_Task description_. Which of the lines in the records below hold the string "data"? Copy every one of them.

_Records shown_.
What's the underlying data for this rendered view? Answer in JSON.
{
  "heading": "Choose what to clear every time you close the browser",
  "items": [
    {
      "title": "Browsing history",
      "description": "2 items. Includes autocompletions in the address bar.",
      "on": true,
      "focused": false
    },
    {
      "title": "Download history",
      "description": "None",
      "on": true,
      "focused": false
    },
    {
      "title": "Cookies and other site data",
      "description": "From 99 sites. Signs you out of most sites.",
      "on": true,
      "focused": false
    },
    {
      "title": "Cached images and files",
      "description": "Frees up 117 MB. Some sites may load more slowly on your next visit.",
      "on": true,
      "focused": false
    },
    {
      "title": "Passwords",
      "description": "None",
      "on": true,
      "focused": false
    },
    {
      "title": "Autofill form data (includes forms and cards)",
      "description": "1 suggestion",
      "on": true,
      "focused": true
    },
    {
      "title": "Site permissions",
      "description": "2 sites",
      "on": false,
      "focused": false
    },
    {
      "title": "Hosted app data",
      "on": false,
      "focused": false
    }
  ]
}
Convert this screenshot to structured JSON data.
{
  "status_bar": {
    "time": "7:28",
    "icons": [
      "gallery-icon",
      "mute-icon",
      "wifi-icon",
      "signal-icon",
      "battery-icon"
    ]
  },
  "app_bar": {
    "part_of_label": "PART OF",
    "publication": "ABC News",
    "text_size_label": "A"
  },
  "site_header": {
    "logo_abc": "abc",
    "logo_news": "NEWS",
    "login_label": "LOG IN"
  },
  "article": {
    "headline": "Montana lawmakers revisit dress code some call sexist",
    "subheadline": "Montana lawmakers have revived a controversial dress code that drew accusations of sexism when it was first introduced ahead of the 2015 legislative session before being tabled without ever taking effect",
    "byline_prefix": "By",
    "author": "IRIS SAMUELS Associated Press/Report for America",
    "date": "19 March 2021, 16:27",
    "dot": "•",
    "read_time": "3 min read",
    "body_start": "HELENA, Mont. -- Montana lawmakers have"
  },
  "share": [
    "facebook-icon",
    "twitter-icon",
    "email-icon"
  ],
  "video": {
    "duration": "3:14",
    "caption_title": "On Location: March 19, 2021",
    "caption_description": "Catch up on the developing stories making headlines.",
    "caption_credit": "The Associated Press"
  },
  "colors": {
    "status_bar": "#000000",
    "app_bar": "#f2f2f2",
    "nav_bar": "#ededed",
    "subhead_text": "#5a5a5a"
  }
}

_Solution to this task_.
What's the underlying data for this rendered view? Answer in JSON.
      "title": "Cookies and other site data",
      "title": "Autofill form data (includes forms and cards)",
      "title": "Hosted app data",
Convert this screenshot to structured JSON data.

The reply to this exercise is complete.